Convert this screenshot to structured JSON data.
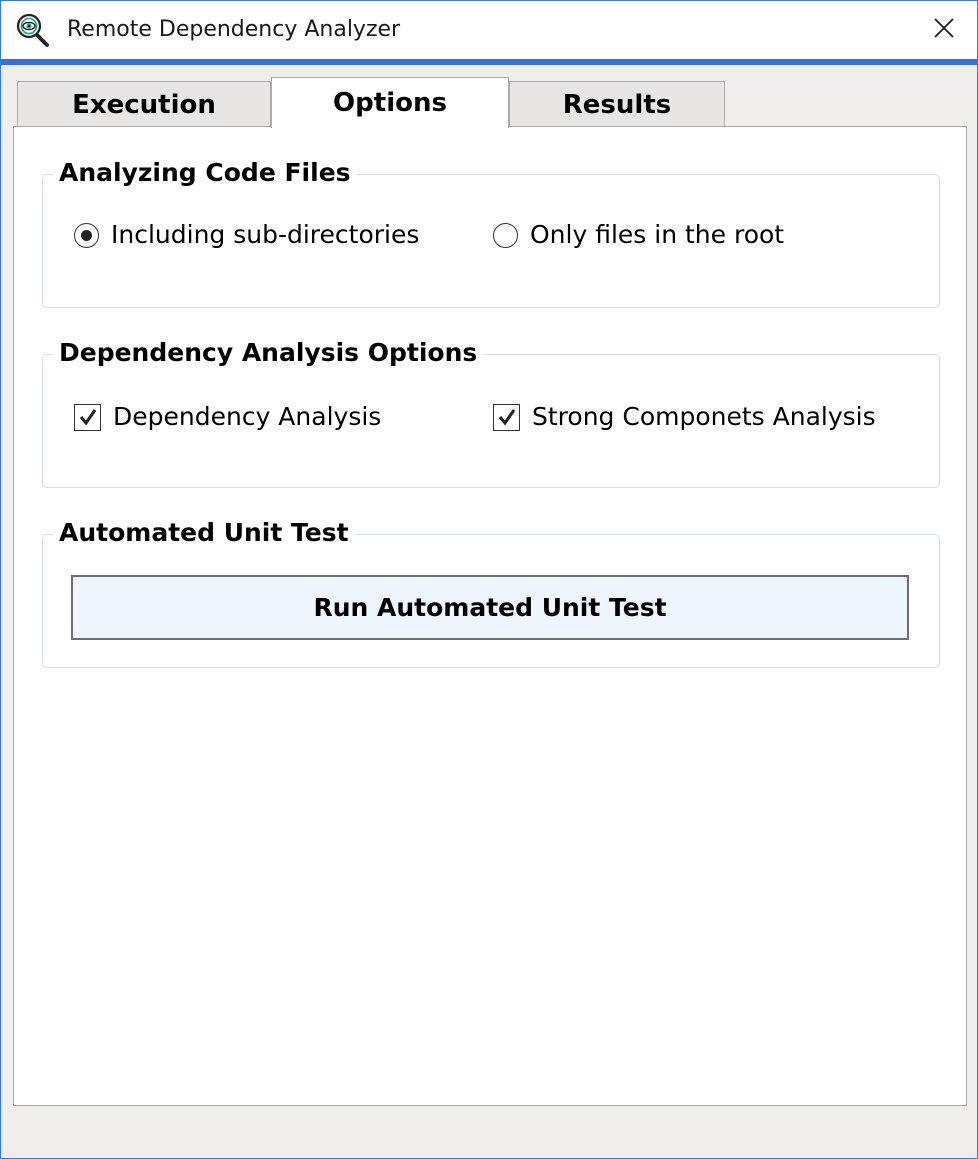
{
  "window": {
    "title": "Remote Dependency Analyzer",
    "app_icon": "magnifier-eye-icon",
    "close_icon": "close-icon"
  },
  "tabs": [
    {
      "label": "Execution",
      "selected": false
    },
    {
      "label": "Options",
      "selected": true
    },
    {
      "label": "Results",
      "selected": false
    }
  ],
  "analyzing_code_files": {
    "header": "Analyzing Code Files",
    "options": [
      {
        "label": "Including sub-directories",
        "checked": true
      },
      {
        "label": "Only files in the root",
        "checked": false
      }
    ]
  },
  "dependency_analysis_options": {
    "header": "Dependency Analysis Options",
    "options": [
      {
        "label": "Dependency Analysis",
        "checked": true
      },
      {
        "label": "Strong Componets Analysis",
        "checked": true
      }
    ]
  },
  "automated_unit_test": {
    "header": "Automated Unit Test",
    "button_label": "Run Automated Unit Test"
  },
  "colors": {
    "accent": "#3b70d8",
    "window_background": "#f0eeed",
    "panel_background": "#ffffff",
    "button_background": "#eef5fc",
    "group_border": "#d6dfe6"
  }
}
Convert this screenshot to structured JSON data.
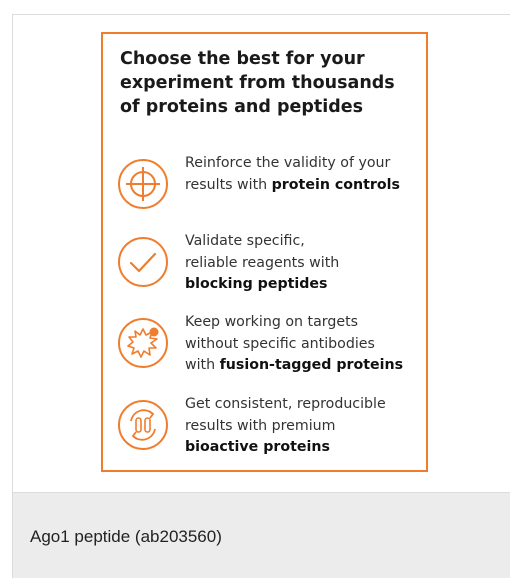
{
  "promo": {
    "title_lines": [
      "Choose the best for your",
      "experiment from thousands",
      "of proteins and peptides"
    ],
    "accent_color": "#f07d2e",
    "features": [
      {
        "icon": "crosshair-icon",
        "lines": [
          {
            "text": "Reinforce the validity of your"
          },
          {
            "pre": "results with ",
            "bold": "protein controls"
          }
        ]
      },
      {
        "icon": "checkmark-icon",
        "lines": [
          {
            "text": "Validate specific,"
          },
          {
            "text": "reliable reagents with"
          },
          {
            "bold": "blocking peptides"
          }
        ]
      },
      {
        "icon": "fusion-protein-icon",
        "lines": [
          {
            "text": "Keep working on targets"
          },
          {
            "text": "without specific antibodies"
          },
          {
            "pre": "with ",
            "bold": "fusion-tagged proteins"
          }
        ]
      },
      {
        "icon": "bioactive-cycle-icon",
        "lines": [
          {
            "text": "Get consistent, reproducible"
          },
          {
            "text": "results with premium"
          },
          {
            "bold": "bioactive proteins"
          }
        ]
      }
    ]
  },
  "caption": "Ago1 peptide (ab203560)"
}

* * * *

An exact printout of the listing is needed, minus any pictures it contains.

* **Answer to this exercise**
Convert this screenshot to structured JSON data.
{
  "window": {
    "title": "Remote Dependency Analyzer",
    "app_icon": "magnifier-eye-icon",
    "close_icon": "close-icon"
  },
  "tabs": [
    {
      "label": "Execution",
      "selected": false
    },
    {
      "label": "Options",
      "selected": true
    },
    {
      "label": "Results",
      "selected": false
    }
  ],
  "analyzing_code_files": {
    "header": "Analyzing Code Files",
    "options": [
      {
        "label": "Including sub-directories",
        "checked": true
      },
      {
        "label": "Only files in the root",
        "checked": false
      }
    ]
  },
  "dependency_analysis_options": {
    "header": "Dependency Analysis Options",
    "options": [
      {
        "label": "Dependency Analysis",
        "checked": true
      },
      {
        "label": "Strong Componets Analysis",
        "checked": true
      }
    ]
  },
  "automated_unit_test": {
    "header": "Automated Unit Test",
    "button_label": "Run Automated Unit Test"
  },
  "colors": {
    "accent": "#3b70d8",
    "window_background": "#f0eeed",
    "panel_background": "#ffffff",
    "button_background": "#eef5fc",
    "group_border": "#d6dfe6"
  }
}
Convert this screenshot to structured JSON data.
{
  "promo": {
    "title_lines": [
      "Choose the best for your",
      "experiment from thousands",
      "of proteins and peptides"
    ],
    "accent_color": "#f07d2e",
    "features": [
      {
        "icon": "crosshair-icon",
        "lines": [
          {
            "text": "Reinforce the validity of your"
          },
          {
            "pre": "results with ",
            "bold": "protein controls"
          }
        ]
      },
      {
        "icon": "checkmark-icon",
        "lines": [
          {
            "text": "Validate specific,"
          },
          {
            "text": "reliable reagents with"
          },
          {
            "bold": "blocking peptides"
          }
        ]
      },
      {
        "icon": "fusion-protein-icon",
        "lines": [
          {
            "text": "Keep working on targets"
          },
          {
            "text": "without specific antibodies"
          },
          {
            "pre": "with ",
            "bold": "fusion-tagged proteins"
          }
        ]
      },
      {
        "icon": "bioactive-cycle-icon",
        "lines": [
          {
            "text": "Get consistent, reproducible"
          },
          {
            "text": "results with premium"
          },
          {
            "bold": "bioactive proteins"
          }
        ]
      }
    ]
  },
  "caption": "Ago1 peptide (ab203560)"
}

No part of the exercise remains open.